Directions:
Produce an exact copy of the data below.
********************
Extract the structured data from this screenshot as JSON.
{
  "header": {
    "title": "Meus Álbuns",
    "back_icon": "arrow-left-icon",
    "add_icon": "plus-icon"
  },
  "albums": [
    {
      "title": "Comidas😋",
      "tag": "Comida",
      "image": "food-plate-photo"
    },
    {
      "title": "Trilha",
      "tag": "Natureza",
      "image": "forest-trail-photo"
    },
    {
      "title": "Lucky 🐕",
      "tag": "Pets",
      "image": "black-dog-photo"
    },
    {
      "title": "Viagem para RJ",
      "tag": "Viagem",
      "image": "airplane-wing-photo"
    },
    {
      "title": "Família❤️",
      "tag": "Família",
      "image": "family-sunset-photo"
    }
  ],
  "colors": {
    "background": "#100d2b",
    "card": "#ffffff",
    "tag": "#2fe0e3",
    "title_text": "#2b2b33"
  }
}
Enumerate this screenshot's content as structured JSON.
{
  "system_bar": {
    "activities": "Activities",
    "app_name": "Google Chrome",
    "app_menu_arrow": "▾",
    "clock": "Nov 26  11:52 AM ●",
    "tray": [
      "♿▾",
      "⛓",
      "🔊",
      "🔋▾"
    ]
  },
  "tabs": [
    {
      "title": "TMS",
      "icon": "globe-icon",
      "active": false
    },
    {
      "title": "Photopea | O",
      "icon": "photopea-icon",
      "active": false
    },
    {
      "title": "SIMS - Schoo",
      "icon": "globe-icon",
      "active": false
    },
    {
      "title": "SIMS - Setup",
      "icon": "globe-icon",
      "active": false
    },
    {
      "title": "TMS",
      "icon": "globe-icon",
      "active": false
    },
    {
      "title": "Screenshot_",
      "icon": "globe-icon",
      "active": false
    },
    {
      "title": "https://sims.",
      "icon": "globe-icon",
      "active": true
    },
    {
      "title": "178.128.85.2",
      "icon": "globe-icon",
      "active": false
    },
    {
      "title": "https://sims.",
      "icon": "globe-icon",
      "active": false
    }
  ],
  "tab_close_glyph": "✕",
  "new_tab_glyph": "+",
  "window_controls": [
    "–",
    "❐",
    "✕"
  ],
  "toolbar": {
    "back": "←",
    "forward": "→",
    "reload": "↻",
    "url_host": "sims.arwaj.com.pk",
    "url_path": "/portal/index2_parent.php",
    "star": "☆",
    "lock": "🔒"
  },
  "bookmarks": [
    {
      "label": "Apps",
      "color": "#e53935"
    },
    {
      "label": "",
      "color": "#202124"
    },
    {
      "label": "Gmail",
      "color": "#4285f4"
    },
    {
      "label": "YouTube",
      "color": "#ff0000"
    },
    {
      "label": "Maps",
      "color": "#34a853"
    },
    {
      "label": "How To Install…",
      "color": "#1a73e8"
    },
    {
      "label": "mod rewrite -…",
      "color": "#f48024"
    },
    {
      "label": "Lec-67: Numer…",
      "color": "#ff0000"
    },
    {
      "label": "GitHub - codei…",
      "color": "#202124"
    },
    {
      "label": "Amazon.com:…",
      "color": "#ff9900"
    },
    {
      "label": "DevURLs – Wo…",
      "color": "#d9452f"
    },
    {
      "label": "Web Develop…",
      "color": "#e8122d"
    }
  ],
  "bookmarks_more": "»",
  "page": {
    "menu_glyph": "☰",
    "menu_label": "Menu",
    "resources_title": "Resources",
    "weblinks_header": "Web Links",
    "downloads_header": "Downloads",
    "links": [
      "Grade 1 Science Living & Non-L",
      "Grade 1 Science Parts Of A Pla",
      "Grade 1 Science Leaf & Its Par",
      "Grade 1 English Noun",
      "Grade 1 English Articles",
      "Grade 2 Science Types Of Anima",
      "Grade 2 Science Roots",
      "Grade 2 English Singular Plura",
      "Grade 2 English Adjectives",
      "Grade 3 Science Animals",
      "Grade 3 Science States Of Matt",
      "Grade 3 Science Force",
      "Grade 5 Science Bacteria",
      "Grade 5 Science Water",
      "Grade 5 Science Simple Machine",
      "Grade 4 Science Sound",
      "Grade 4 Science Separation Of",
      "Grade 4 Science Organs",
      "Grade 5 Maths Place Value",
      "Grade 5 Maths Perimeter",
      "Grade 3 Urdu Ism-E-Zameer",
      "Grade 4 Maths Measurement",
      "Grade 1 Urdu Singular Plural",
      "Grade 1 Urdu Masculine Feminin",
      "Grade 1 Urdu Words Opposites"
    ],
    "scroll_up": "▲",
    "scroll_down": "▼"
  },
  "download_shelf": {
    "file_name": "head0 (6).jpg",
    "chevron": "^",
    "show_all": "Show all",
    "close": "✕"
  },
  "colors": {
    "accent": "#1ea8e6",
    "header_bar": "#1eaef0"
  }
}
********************
Problem solution:
Extract the structured data from this screenshot as JSON.
{
  "header": {
    "title": "Meus Álbuns",
    "back_icon": "arrow-left-icon",
    "add_icon": "plus-icon"
  },
  "albums": [
    {
      "title": "Comidas😋",
      "tag": "Comida",
      "image": "food-plate-photo"
    },
    {
      "title": "Trilha",
      "tag": "Natureza",
      "image": "forest-trail-photo"
    },
    {
      "title": "Lucky 🐕",
      "tag": "Pets",
      "image": "black-dog-photo"
    },
    {
      "title": "Viagem para RJ",
      "tag": "Viagem",
      "image": "airplane-wing-photo"
    },
    {
      "title": "Família❤️",
      "tag": "Família",
      "image": "family-sunset-photo"
    }
  ],
  "colors": {
    "background": "#100d2b",
    "card": "#ffffff",
    "tag": "#2fe0e3",
    "title_text": "#2b2b33"
  }
}
Enumerate this screenshot's content as structured JSON.
{
  "system_bar": {
    "activities": "Activities",
    "app_name": "Google Chrome",
    "app_menu_arrow": "▾",
    "clock": "Nov 26  11:52 AM ●",
    "tray": [
      "♿▾",
      "⛓",
      "🔊",
      "🔋▾"
    ]
  },
  "tabs": [
    {
      "title": "TMS",
      "icon": "globe-icon",
      "active": false
    },
    {
      "title": "Photopea | O",
      "icon": "photopea-icon",
      "active": false
    },
    {
      "title": "SIMS - Schoo",
      "icon": "globe-icon",
      "active": false
    },
    {
      "title": "SIMS - Setup",
      "icon": "globe-icon",
      "active": false
    },
    {
      "title": "TMS",
      "icon": "globe-icon",
      "active": false
    },
    {
      "title": "Screenshot_",
      "icon": "globe-icon",
      "active": false
    },
    {
      "title": "https://sims.",
      "icon": "globe-icon",
      "active": true
    },
    {
      "title": "178.128.85.2",
      "icon": "globe-icon",
      "active": false
    },
    {
      "title": "https://sims.",
      "icon": "globe-icon",
      "active": false
    }
  ],
  "tab_close_glyph": "✕",
  "new_tab_glyph": "+",
  "window_controls": [
    "–",
    "❐",
    "✕"
  ],
  "toolbar": {
    "back": "←",
    "forward": "→",
    "reload": "↻",
    "url_host": "sims.arwaj.com.pk",
    "url_path": "/portal/index2_parent.php",
    "star": "☆",
    "lock": "🔒"
  },
  "bookmarks": [
    {
      "label": "Apps",
      "color": "#e53935"
    },
    {
      "label": "",
      "color": "#202124"
    },
    {
      "label": "Gmail",
      "color": "#4285f4"
    },
    {
      "label": "YouTube",
      "color": "#ff0000"
    },
    {
      "label": "Maps",
      "color": "#34a853"
    },
    {
      "label": "How To Install…",
      "color": "#1a73e8"
    },
    {
      "label": "mod rewrite -…",
      "color": "#f48024"
    },
    {
      "label": "Lec-67: Numer…",
      "color": "#ff0000"
    },
    {
      "label": "GitHub - codei…",
      "color": "#202124"
    },
    {
      "label": "Amazon.com:…",
      "color": "#ff9900"
    },
    {
      "label": "DevURLs – Wo…",
      "color": "#d9452f"
    },
    {
      "label": "Web Develop…",
      "color": "#e8122d"
    }
  ],
  "bookmarks_more": "»",
  "page": {
    "menu_glyph": "☰",
    "menu_label": "Menu",
    "resources_title": "Resources",
    "weblinks_header": "Web Links",
    "downloads_header": "Downloads",
    "links": [
      "Grade 1 Science Living & Non-L",
      "Grade 1 Science Parts Of A Pla",
      "Grade 1 Science Leaf & Its Par",
      "Grade 1 English Noun",
      "Grade 1 English Articles",
      "Grade 2 Science Types Of Anima",
      "Grade 2 Science Roots",
      "Grade 2 English Singular Plura",
      "Grade 2 English Adjectives",
      "Grade 3 Science Animals",
      "Grade 3 Science States Of Matt",
      "Grade 3 Science Force",
      "Grade 5 Science Bacteria",
      "Grade 5 Science Water",
      "Grade 5 Science Simple Machine",
      "Grade 4 Science Sound",
      "Grade 4 Science Separation Of",
      "Grade 4 Science Organs",
      "Grade 5 Maths Place Value",
      "Grade 5 Maths Perimeter",
      "Grade 3 Urdu Ism-E-Zameer",
      "Grade 4 Maths Measurement",
      "Grade 1 Urdu Singular Plural",
      "Grade 1 Urdu Masculine Feminin",
      "Grade 1 Urdu Words Opposites"
    ],
    "scroll_up": "▲",
    "scroll_down": "▼"
  },
  "download_shelf": {
    "file_name": "head0 (6).jpg",
    "chevron": "^",
    "show_all": "Show all",
    "close": "✕"
  },
  "colors": {
    "accent": "#1ea8e6",
    "header_bar": "#1eaef0"
  }
}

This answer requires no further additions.